Right around this time every year, we usually produce an editorial with a headline along the lines of “Bring on the RiverRun fun.” The annual RiverRun International Film Festival has become such an ingrained part of the City of Arts and Innovation, so essential to our community life, such a contributor to our economic health, so eagerly anticipated by thousands of film-goers, that writing about it is a pleasure.
But this year is different. Among the many other disruptions brought on by the coronavirus, officials with the film festival announced Friday that this year’s festival, originally scheduled for March 26-April 5, was canceled.
“The entire RiverRun team had worked tirelessly on what was shaping up to be one of our best festivals ever,” Rob Davis, executive director of the festival, said in a statement. “We are saddened for the filmmakers and creators who we had looked forward to celebrating, but the health and safety of our community must be the priority.”
It was a difficult and painful decision, we know, for the staff and volunteers who put this extraordinary program together. And we know that its loss is mourned by the fans and film aficionados who planned to attend, many of whom had already purchased tickets.
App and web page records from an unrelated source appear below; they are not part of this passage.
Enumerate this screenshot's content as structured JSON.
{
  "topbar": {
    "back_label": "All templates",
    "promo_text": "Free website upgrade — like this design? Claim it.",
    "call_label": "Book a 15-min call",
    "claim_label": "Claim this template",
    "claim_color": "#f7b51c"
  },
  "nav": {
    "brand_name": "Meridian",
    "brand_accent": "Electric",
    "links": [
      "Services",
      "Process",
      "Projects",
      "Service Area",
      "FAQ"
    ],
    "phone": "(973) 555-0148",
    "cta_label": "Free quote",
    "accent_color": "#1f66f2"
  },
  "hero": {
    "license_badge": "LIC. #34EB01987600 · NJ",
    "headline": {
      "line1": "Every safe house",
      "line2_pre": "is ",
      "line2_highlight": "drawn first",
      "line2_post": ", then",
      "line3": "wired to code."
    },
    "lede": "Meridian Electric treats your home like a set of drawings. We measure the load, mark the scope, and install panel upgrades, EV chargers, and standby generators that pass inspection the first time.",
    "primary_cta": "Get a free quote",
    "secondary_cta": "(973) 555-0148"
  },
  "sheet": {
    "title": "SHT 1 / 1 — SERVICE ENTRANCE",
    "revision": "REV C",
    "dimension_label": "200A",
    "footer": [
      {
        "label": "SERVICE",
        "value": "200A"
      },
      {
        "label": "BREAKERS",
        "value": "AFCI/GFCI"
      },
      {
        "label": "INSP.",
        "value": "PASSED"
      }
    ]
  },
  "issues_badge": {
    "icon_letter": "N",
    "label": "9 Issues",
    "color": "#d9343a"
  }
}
But given the nature of the virus and the risk of public gatherings, it was the right decision.
It’s all the more disappointing after examining this year’s program schedule, released just last week. Along with the many panels, awards, competitions and other adjacent activities, there was to be a special spotlight on Rod Serling, best known as the writer and producer of the classic TV series “The Twilight Zone,” but also recognized as an award-winning screenwriter. Films in which he was involved would have been screened and one of his daughters, Anne Serling, would have traveled here to tell audiences about her father.
This would have been the festival’s 22nd consecutive year, and was planned to include 77 feature-length films and 96 shorts — comedies, dramas, documentaries — from 42 countries.
Those who bought advance tickets can request a refund or turn their purchase into a donation to RiverRun.
And all is not lost. Organizers hope to schedule mini-fests later in the year that will allow film-goers to see some of the selections. They should be well-attended.
There was another blow to film buffs last week when Aperture Cinema, the multi-screen nonprofit theater in downtown Winston-Salem, announced that it would close immediately and remain closed through at least April 3 — or “until we know that it is safe to gather audiences together for the art of film,” Lawren Desai, executive director and curator of the theater, said. “All scheduled special event programming and regular film screenings during this time are now canceled or postponed.”
These are hard times for local residents who appreciate the entertainment value and intellectual and emotional stimulation that comes from today’s premier art form. There are alternatives, but nothing equals the big screen when it comes to delivering impactful drama and comedy — nor is there anything like being part of an audience for the shared experience of film-going.
Our best wishes to those who bring us the movies. We’ll see you on the other side of the storm.